■ RECORDS FOR THE TASK ■

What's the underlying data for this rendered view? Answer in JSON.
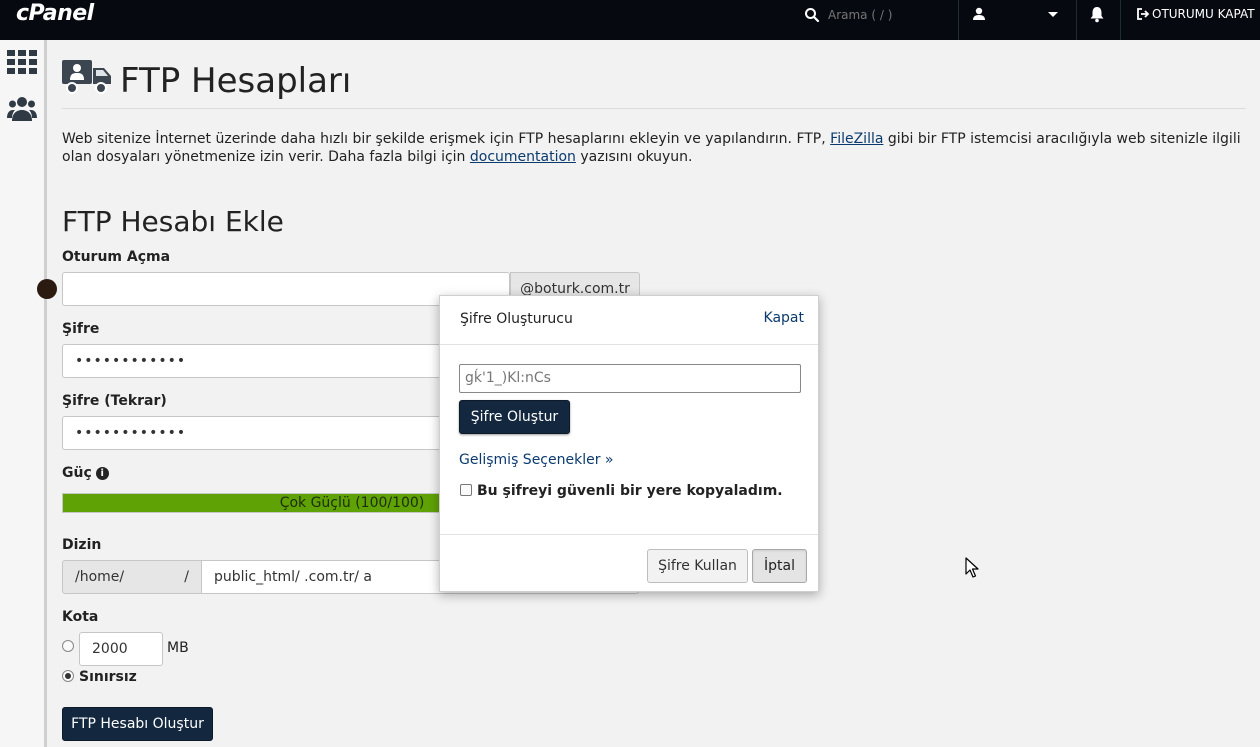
{
  "header": {
    "logo": "cPanel",
    "search_placeholder": "Arama ( / )",
    "logout_label": "OTURUMU KAPAT"
  },
  "sidebar": {
    "items": [
      {
        "icon": "grid-icon"
      },
      {
        "icon": "users-icon"
      }
    ]
  },
  "page": {
    "title": "FTP Hesapları",
    "intro_part1": "Web sitenize İnternet üzerinde daha hızlı bir şekilde erişmek için FTP hesaplarını ekleyin ve yapılandırın. FTP, ",
    "intro_link_filezilla": "FileZilla",
    "intro_part2": " gibi bir FTP istemcisi aracılığıyla web sitenizle ilgili olan dosyaları yönetmenize izin verir. Daha fazla bilgi için ",
    "intro_link_docs": "documentation",
    "intro_part3": " yazısını okuyun."
  },
  "form": {
    "section_title": "FTP Hesabı Ekle",
    "login_label": "Oturum Açma",
    "login_value": "",
    "domain_suffix": "@boturk.com.tr",
    "password_label": "Şifre",
    "password_value": "••••••••••••",
    "password_repeat_label": "Şifre (Tekrar)",
    "password_repeat_value": "••••••••••••",
    "strength_label": "Güç",
    "strength_text": "Çok Güçlü (100/100)",
    "strength_percent": 100,
    "directory_label": "Dizin",
    "directory_prefix": "/home/",
    "directory_prefix_slash": "/",
    "directory_value": "public_html/          .com.tr/          a",
    "quota_label": "Kota",
    "quota_value": "2000",
    "quota_unit": "MB",
    "unlimited_label": "Sınırsız",
    "unlimited_selected": true,
    "submit_label": "FTP Hesabı Oluştur"
  },
  "modal": {
    "title": "Şifre Oluşturucu",
    "close_label": "Kapat",
    "generated_value": "gḱ'1_)Kl:nCs",
    "generate_label": "Şifre Oluştur",
    "advanced_label": "Gelişmiş Seçenekler »",
    "copied_label": "Bu şifreyi güvenli bir yere kopyaladım.",
    "copied_checked": false,
    "use_label": "Şifre Kullan",
    "cancel_label": "İptal"
  },
  "colors": {
    "topbar": "#060a10",
    "primary_button": "#13283f",
    "strength_fill": "#5fa206",
    "link": "#0b3b6e"
  }
}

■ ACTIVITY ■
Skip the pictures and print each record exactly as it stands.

■ SOLUTION ■
What's the underlying data for this rendered view? Answer in JSON.
{
  "header": {
    "logo": "cPanel",
    "search_placeholder": "Arama ( / )",
    "logout_label": "OTURUMU KAPAT"
  },
  "sidebar": {
    "items": [
      {
        "icon": "grid-icon"
      },
      {
        "icon": "users-icon"
      }
    ]
  },
  "page": {
    "title": "FTP Hesapları",
    "intro_part1": "Web sitenize İnternet üzerinde daha hızlı bir şekilde erişmek için FTP hesaplarını ekleyin ve yapılandırın. FTP, ",
    "intro_link_filezilla": "FileZilla",
    "intro_part2": " gibi bir FTP istemcisi aracılığıyla web sitenizle ilgili olan dosyaları yönetmenize izin verir. Daha fazla bilgi için ",
    "intro_link_docs": "documentation",
    "intro_part3": " yazısını okuyun."
  },
  "form": {
    "section_title": "FTP Hesabı Ekle",
    "login_label": "Oturum Açma",
    "login_value": "",
    "domain_suffix": "@boturk.com.tr",
    "password_label": "Şifre",
    "password_value": "••••••••••••",
    "password_repeat_label": "Şifre (Tekrar)",
    "password_repeat_value": "••••••••••••",
    "strength_label": "Güç",
    "strength_text": "Çok Güçlü (100/100)",
    "strength_percent": 100,
    "directory_label": "Dizin",
    "directory_prefix": "/home/",
    "directory_prefix_slash": "/",
    "directory_value": "public_html/          .com.tr/          a",
    "quota_label": "Kota",
    "quota_value": "2000",
    "quota_unit": "MB",
    "unlimited_label": "Sınırsız",
    "unlimited_selected": true,
    "submit_label": "FTP Hesabı Oluştur"
  },
  "modal": {
    "title": "Şifre Oluşturucu",
    "close_label": "Kapat",
    "generated_value": "gḱ'1_)Kl:nCs",
    "generate_label": "Şifre Oluştur",
    "advanced_label": "Gelişmiş Seçenekler »",
    "copied_label": "Bu şifreyi güvenli bir yere kopyaladım.",
    "copied_checked": false,
    "use_label": "Şifre Kullan",
    "cancel_label": "İptal"
  },
  "colors": {
    "topbar": "#060a10",
    "primary_button": "#13283f",
    "strength_fill": "#5fa206",
    "link": "#0b3b6e"
  }
}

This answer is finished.